*** SUPPLIED ENTRIES Section Begins ***
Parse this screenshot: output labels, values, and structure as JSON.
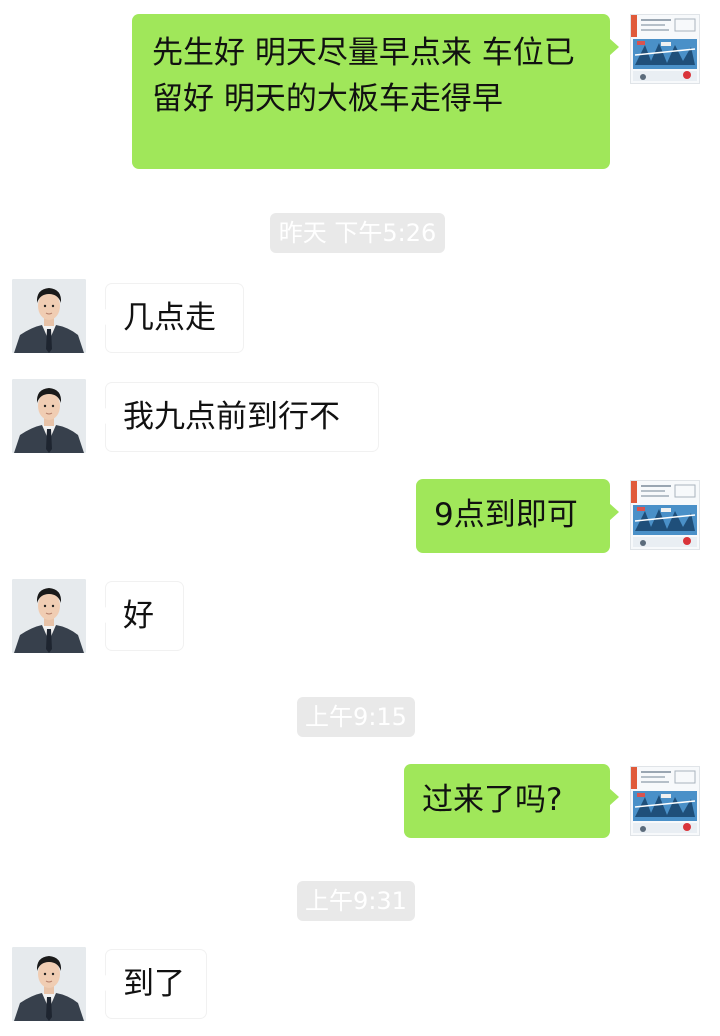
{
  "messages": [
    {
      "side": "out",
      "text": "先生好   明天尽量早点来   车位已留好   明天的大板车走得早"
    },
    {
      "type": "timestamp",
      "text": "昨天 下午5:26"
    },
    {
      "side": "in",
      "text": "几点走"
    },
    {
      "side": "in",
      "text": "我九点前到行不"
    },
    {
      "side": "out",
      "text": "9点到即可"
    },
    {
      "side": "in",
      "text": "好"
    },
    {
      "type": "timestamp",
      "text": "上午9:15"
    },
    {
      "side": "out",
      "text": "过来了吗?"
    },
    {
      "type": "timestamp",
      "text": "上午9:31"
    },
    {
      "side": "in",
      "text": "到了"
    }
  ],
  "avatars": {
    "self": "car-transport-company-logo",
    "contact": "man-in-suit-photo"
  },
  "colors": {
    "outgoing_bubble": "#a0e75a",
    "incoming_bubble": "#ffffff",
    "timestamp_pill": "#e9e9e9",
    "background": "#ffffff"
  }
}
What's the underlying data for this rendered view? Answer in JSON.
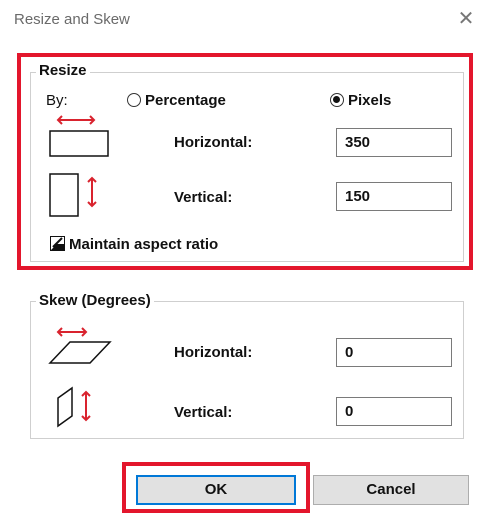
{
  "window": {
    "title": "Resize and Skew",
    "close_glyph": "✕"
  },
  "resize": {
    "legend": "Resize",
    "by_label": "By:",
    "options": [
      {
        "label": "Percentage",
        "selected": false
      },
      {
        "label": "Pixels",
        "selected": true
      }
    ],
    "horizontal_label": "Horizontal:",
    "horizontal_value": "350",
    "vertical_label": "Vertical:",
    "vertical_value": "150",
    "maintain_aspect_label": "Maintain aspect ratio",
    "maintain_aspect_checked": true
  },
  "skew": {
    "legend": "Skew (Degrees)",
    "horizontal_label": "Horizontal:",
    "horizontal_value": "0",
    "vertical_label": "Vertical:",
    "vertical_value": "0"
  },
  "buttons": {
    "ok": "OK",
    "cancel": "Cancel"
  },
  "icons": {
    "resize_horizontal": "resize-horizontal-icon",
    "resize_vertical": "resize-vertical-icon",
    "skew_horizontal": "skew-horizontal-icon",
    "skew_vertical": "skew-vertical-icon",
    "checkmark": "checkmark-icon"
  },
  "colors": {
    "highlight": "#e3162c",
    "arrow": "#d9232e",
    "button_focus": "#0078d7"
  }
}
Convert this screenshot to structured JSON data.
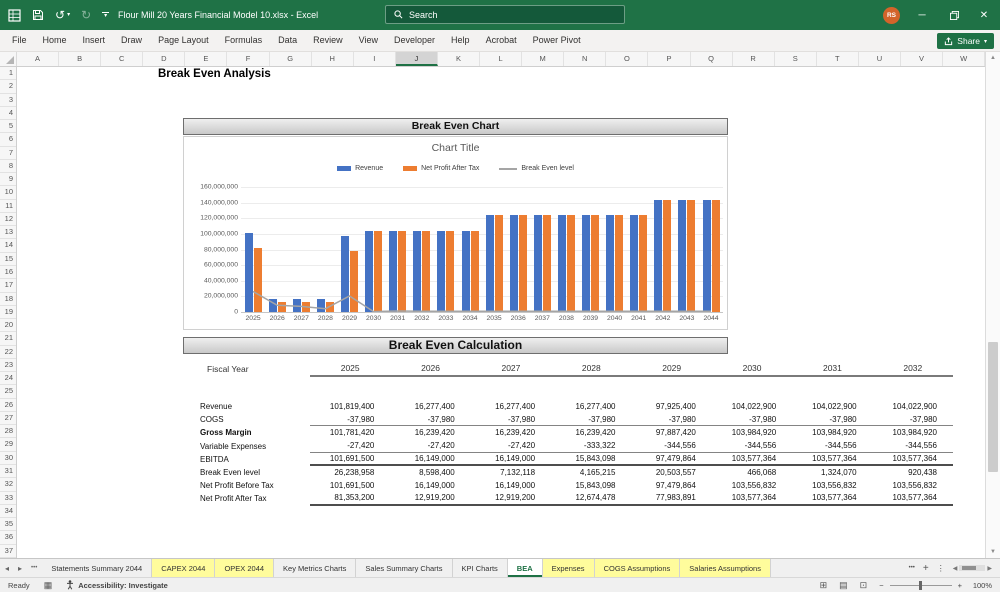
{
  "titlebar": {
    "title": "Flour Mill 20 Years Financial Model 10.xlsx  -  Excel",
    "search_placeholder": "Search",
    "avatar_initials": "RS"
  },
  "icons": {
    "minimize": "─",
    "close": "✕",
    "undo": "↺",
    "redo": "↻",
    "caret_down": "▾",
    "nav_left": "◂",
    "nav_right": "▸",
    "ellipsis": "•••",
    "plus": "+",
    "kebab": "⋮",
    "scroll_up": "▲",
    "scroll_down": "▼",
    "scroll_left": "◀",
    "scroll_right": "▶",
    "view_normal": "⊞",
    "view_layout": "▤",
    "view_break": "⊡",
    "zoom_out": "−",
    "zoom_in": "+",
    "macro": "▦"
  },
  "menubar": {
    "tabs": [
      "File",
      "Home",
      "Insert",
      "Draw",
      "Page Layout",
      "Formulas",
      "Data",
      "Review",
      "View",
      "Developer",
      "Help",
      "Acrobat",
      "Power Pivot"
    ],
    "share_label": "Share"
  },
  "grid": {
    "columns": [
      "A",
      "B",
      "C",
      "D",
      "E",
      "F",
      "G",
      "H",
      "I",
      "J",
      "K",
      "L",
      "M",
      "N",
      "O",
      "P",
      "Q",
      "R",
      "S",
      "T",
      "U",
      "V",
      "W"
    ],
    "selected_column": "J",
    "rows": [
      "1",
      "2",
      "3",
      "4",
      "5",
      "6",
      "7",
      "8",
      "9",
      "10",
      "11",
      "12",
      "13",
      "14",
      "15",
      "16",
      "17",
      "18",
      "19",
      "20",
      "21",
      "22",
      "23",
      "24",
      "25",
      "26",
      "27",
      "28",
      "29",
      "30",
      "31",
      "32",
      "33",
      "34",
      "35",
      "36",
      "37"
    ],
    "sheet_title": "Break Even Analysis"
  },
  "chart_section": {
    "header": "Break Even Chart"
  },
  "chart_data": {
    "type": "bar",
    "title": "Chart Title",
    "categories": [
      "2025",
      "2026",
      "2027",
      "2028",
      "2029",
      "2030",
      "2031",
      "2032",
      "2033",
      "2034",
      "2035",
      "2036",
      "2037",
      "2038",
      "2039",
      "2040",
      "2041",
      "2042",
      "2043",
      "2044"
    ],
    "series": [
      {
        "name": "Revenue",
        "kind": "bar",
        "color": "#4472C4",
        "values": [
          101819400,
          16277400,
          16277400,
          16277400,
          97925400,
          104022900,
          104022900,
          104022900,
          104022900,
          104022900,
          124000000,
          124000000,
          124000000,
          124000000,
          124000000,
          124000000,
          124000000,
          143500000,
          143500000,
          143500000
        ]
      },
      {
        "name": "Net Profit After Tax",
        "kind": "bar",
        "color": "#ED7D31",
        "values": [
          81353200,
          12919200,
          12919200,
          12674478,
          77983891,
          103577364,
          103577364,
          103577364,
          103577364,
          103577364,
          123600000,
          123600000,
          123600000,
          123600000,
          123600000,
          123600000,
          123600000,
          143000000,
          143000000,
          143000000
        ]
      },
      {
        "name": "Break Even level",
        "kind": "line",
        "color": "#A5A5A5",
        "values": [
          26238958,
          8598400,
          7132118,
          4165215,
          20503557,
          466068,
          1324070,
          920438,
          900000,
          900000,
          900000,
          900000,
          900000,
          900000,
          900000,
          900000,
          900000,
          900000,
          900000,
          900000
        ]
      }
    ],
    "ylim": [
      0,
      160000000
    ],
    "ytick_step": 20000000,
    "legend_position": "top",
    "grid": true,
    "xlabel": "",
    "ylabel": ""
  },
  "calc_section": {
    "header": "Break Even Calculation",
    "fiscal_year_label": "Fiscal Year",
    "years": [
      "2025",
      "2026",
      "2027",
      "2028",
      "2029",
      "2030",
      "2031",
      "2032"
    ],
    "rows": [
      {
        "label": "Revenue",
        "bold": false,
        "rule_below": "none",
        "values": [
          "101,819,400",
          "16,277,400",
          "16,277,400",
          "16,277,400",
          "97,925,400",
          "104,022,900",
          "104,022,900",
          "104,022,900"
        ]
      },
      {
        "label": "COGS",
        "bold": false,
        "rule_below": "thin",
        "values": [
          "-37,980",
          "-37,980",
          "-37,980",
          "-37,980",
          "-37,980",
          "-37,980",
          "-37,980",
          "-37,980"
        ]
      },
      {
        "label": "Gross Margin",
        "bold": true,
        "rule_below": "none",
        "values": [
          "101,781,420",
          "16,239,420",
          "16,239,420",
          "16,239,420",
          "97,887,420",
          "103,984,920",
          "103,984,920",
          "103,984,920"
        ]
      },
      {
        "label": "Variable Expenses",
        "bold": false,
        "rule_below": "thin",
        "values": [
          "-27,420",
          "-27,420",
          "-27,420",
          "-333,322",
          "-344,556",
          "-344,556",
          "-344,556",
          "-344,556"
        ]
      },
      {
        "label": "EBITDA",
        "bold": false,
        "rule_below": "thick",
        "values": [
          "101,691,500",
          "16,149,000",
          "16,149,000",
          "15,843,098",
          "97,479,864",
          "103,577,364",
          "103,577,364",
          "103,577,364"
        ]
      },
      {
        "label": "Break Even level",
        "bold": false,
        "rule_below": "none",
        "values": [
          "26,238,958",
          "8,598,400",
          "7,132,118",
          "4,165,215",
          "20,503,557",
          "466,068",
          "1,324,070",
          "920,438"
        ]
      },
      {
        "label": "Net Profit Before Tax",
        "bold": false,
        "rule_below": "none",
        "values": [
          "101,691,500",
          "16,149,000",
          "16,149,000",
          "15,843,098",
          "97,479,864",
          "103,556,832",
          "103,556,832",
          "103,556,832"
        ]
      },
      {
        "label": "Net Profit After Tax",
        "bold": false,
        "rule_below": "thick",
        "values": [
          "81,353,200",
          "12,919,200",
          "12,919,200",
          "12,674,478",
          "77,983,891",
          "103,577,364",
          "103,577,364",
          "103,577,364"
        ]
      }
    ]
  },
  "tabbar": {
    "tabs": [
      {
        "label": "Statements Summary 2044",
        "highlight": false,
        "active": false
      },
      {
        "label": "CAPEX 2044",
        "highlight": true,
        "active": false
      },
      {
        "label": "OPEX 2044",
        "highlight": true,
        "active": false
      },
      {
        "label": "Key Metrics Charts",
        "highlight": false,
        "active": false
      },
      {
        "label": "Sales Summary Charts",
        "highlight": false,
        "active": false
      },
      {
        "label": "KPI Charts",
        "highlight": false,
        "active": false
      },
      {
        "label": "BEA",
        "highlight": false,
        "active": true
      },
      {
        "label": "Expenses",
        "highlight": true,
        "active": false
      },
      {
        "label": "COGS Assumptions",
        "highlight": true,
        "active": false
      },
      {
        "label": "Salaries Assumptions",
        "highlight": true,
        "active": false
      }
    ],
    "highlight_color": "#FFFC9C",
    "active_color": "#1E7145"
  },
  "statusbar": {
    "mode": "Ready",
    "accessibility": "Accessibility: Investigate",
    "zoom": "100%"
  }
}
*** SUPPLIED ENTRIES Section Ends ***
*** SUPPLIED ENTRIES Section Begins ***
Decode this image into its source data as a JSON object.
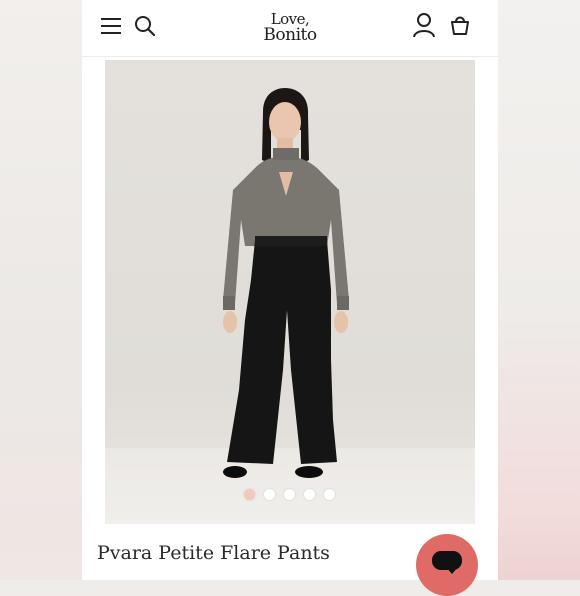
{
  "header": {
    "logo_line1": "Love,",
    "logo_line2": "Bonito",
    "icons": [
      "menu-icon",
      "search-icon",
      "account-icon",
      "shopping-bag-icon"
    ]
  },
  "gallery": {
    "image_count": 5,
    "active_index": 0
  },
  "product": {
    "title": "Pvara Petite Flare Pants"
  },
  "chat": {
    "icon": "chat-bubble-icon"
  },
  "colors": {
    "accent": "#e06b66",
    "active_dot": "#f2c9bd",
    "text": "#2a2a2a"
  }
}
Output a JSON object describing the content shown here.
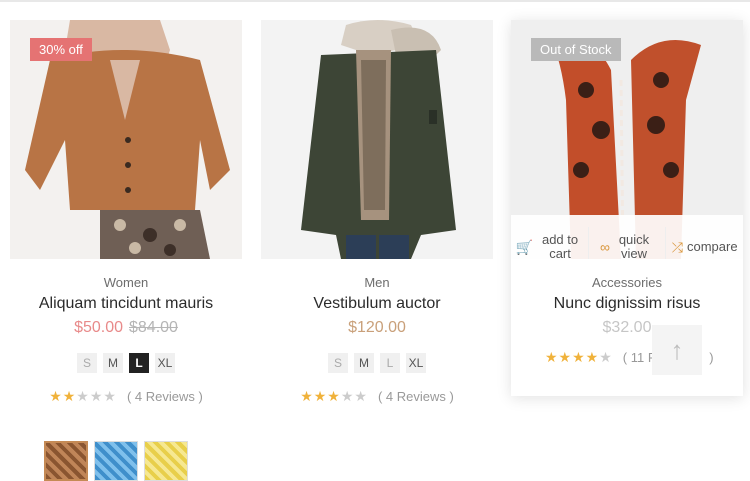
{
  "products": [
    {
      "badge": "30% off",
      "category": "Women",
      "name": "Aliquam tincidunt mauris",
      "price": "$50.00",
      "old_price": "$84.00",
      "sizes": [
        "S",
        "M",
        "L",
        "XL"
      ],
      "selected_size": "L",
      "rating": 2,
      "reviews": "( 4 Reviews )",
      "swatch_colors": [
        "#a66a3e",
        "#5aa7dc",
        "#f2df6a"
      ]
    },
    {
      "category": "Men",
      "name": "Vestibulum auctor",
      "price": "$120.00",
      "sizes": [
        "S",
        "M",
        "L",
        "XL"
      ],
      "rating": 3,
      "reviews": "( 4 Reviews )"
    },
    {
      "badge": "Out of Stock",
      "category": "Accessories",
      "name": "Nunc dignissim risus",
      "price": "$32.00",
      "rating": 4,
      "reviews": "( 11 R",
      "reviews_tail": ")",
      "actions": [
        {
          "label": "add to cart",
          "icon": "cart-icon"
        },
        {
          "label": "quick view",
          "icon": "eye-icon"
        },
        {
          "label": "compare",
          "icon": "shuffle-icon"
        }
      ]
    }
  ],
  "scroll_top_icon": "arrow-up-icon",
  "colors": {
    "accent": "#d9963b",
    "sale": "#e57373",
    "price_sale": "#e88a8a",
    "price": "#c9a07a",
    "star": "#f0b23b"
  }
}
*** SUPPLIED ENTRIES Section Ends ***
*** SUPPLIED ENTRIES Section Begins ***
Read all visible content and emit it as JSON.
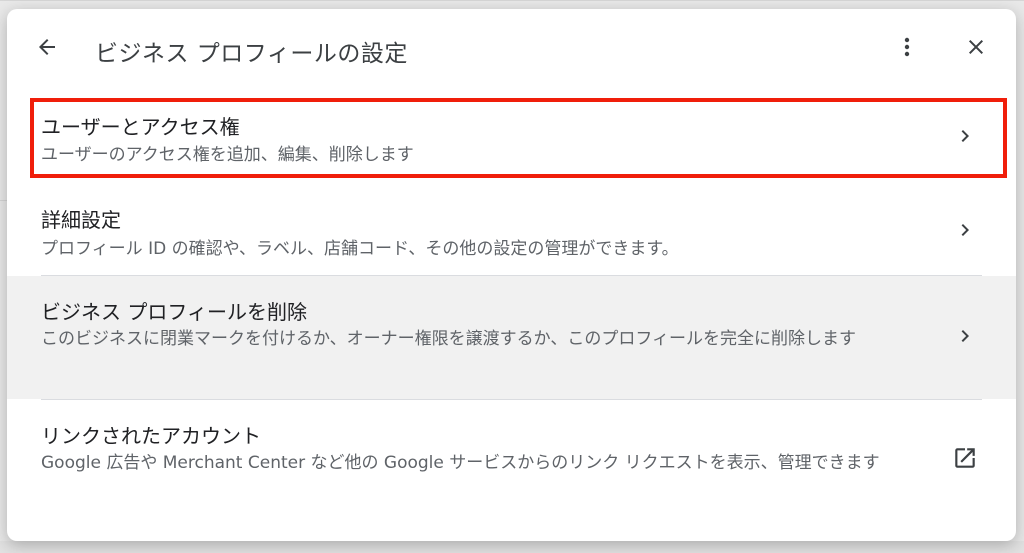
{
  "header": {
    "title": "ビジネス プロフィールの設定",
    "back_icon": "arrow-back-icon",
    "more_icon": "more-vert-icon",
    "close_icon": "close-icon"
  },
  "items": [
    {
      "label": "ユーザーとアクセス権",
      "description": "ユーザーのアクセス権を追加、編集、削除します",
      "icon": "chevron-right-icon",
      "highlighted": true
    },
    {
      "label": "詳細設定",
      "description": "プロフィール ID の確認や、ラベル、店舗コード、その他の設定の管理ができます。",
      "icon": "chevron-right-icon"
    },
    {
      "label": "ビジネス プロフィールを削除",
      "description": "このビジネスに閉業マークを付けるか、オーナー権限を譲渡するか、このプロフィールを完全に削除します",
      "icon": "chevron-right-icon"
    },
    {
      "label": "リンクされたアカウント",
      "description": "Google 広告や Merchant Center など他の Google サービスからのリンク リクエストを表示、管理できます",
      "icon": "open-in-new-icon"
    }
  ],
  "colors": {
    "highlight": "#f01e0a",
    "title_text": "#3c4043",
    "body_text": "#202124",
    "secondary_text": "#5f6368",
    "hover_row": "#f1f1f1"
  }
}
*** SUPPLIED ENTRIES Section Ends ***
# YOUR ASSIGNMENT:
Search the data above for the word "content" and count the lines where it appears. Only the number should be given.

# YOUR RESPONSE:
2